is a crime. The plaintiffs contend that SCI employees have disclosed information about them in contravention of N.J.S.A. 52:9M-15(a); that these disclosures have interfered with their business relationships; and that an injunction is necessary to protect the plaintiffs from further unauthorized disclosures. However, in view of the statutory context of N.J.S.A. 52:9M-15(a) and in particular N.J.S.A. 52:9M-8, which anticipates that the Attorney General will control the unauthorized disclosure of information obtained in the course of SCI investigations, we conclude that the equitable relief that the plaintiffs seek is neither proper nor necessary.
In 1968, a Special Joint Legislative Committee to Study Crime and the System of Criminal Justice in New Jersey*fn1 recommended the creation of a State Commission of Investigation that would function "as a watchdog of the entire system itself and [of] special problems such as organized crime and official corruption." Report of Joint Legislative Committee to Study Crime and the System of Criminal Justice in New Jersey at 4 (1968). In response, the Legislature created the SCI. L. 1968, c. 266 (codified at N.J.S.A. 52:9M-1 to -19). The SCI has the "duty and power to conduct investigations in connection with," inter alia, the "faithful execution and effective enforcement of the laws of the State, with particular reference but not limited to organized crime and racketeering." N.J.S.A. 52:9M-2(a). The SCI must advise the Governor, the Legislature, and the public about the results of its investigatory activities. See N.J.S.A. 52:9M-4.2, -4.3, -11. See generally Cali v. New Jersey State Comm'n of Investigation, 63 N.J. 310, 312 (1973); Zicarelli v. New Jersey State Comm'n of Investigation, 55 N.J. 249, 261
(1970), aff'd, 406 U.S. 472, 92 S. Ct. 1670, 32 L. Ed. 2d 234 (1972) (noting that the SCI was created "to discover and to publicize the state of affairs in the criminal area, to the end that helpful legislation may be proposed and receive needed public support").
The SCI also must advise its witnesses about the nature and scope of the investigations pursuant to which they are called. "A witness before the Commission is entitled to have in advance of his testimony a statement of the subject matter on which the Commission intends to examine him.
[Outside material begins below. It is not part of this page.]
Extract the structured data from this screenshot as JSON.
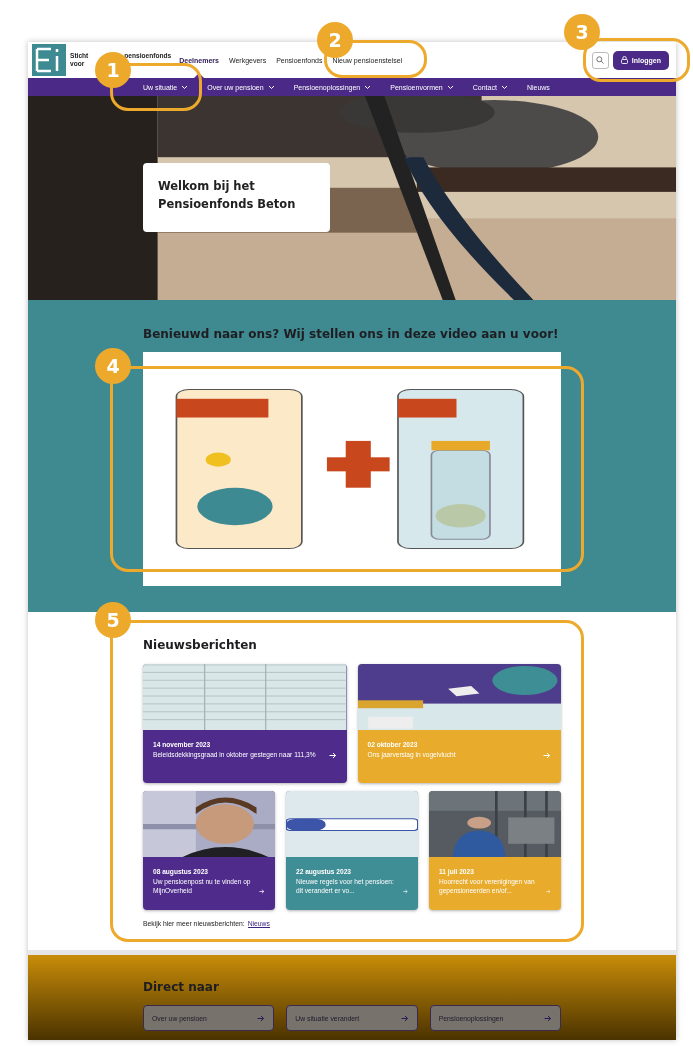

This advance notice of the subject of the inquiry will provide a background and context that will aid a witness in determining what information the questions seek." Zicarelli, supra, 406 U.S. at 477, 92 S. Ct. at 1674, 32 L. Ed. 2d at 239 (footnote omitted); see N.J.S.A. 52:9M-12(a) (requiring SCI to furnish all witnesses with a general statement of the subject of the investigation and to comply whenever a witness requests a copy of the resolution or other provision of law authorizing the investigation); see also In re Manna, 124 N.J. Super. 428, 439 (App.Div.) (failure to inform witness adequately about scope of SCI inquiry would violate due process), certif. denied, 64 N.J. 158 (1973).
Even as the SCI has a duty to publicize the results of investigations and to advise witnesses why their testimony is sought, SCI personnel are obligated to keep the information that they learn in the course of an investigation confidential. Indeed, N.J.S.A. 52:9M-15(a) makes it a crime to "disclose other than as authorized or required by law, to any person other than the commission or an officer having the power to appoint one or more of the commissioners,*fn2 the name of any witness examined, or any information obtained [in the course of an SCI investigation], except as directed by the Governor or Commission. . . ."*fn3
The plaintiffs contend that employees of the SCI have breached their statutory duty of confidentiality. Their complaint alleges that the SCI has wrongfully informed many of their business associates that the plaintiffs are the subject of an investigation into organized crime and racketeering in the garment trucking and garment warehousing industries in New Jersey. Specifically, the complaint alleges that the SCI has gratuitously incorporated the language of the Resolution that established the investigation at issue here into the subpoenas that it has served -- both within New Jersey and out-of-State*fn4 -- on the plaintiffs' accountants, suppliers, customers, and employers. That Resolution explains that the SCI is investigating "organized crime and racketeering" in the garment warehousing and garment trucking industries. Plaintiffs contend that the reference to organized crime in the subpoenas is unnecessary, unfair, and harmful to their business.
The complaint also alleges that SCI agents have suggested to several of the plaintiffs' out-of-state ...